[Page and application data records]
· · · ·
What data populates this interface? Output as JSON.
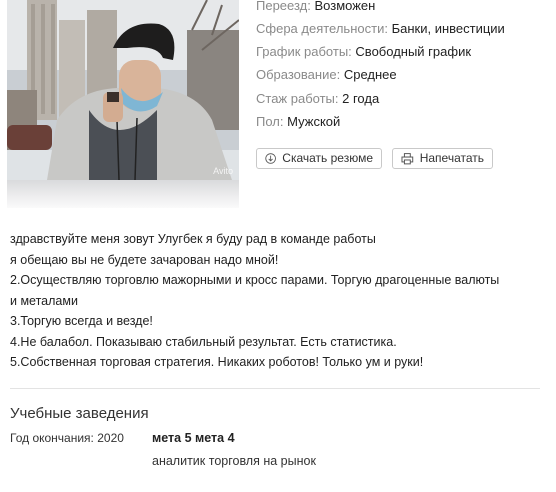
{
  "profile": {
    "photo_watermark": "Avito"
  },
  "details": [
    {
      "label": "Переезд:",
      "value": "Возможен"
    },
    {
      "label": "Сфера деятельности:",
      "value": "Банки, инвестиции"
    },
    {
      "label": "График работы:",
      "value": "Свободный график"
    },
    {
      "label": "Образование:",
      "value": "Среднее"
    },
    {
      "label": "Стаж работы:",
      "value": "2 года"
    },
    {
      "label": "Пол:",
      "value": "Мужской"
    }
  ],
  "actions": {
    "download_label": "Скачать резюме",
    "download_icon": "download-icon",
    "print_label": "Напечатать",
    "print_icon": "printer-icon"
  },
  "description": [
    "здравствуйте меня зовут Улугбек я буду рад в команде работы",
    "я обещаю вы не будете зачарован надо мной!",
    "2.Осуществляю торговлю мажорными и кросс парами. Торгую драгоценные валюты",
    "и металами",
    "3.Торгую всегда и везде!",
    "4.Не балабол. Показываю стабильный результат. Есть статистика.",
    "5.Собственная торговая стратегия. Никаких роботов! Только ум и руки!"
  ],
  "education": {
    "title": "Учебные заведения",
    "year_label": "Год окончания: 2020",
    "institution": "мета 5 мета 4",
    "specialty": "аналитик торговля на рынок"
  }
}
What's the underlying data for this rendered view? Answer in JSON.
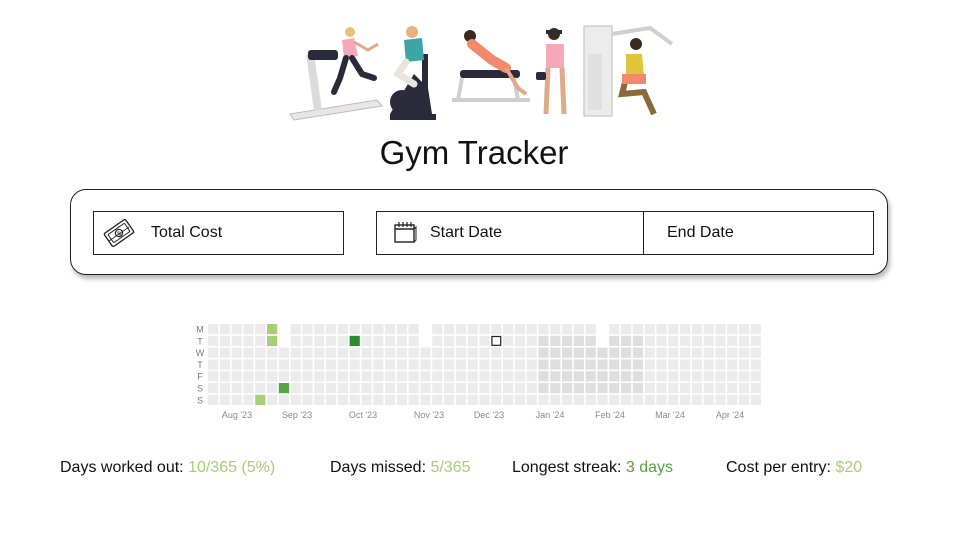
{
  "app": {
    "title": "Gym Tracker"
  },
  "inputs": {
    "total_cost": {
      "placeholder": "Total Cost",
      "icon": "money-icon"
    },
    "start_date": {
      "placeholder": "Start Date",
      "icon": "calendar-icon"
    },
    "end_date": {
      "placeholder": "End Date"
    }
  },
  "heatmap": {
    "day_labels": [
      "M",
      "T",
      "W",
      "T",
      "F",
      "S",
      "S"
    ],
    "month_labels": [
      "Aug '23",
      "Sep '23",
      "Oct '23",
      "Nov '23",
      "Dec '23",
      "Jan '24",
      "Feb '24",
      "Mar '24",
      "Apr '24"
    ],
    "colors": {
      "empty": "#ebebeb",
      "empty_dark": "#dedede",
      "light": "#a7cf73",
      "mid": "#53a541",
      "dark": "#2b8a2b",
      "today_border": "#222222"
    }
  },
  "stats": {
    "days_worked_out": {
      "label": "Days worked out:",
      "value": "10/365 (5%)"
    },
    "days_missed": {
      "label": "Days missed:",
      "value": "5/365"
    },
    "longest_streak": {
      "label": "Longest streak:",
      "value": "3 days"
    },
    "cost_per_entry": {
      "label": "Cost per entry:",
      "value": "$20"
    }
  }
}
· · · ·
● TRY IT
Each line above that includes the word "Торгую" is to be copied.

● COMPLETED TASK
    "2.Осуществляю торговлю мажорными и кросс парами. Торгую драгоценные валюты",
    "3.Торгую всегда и везде!",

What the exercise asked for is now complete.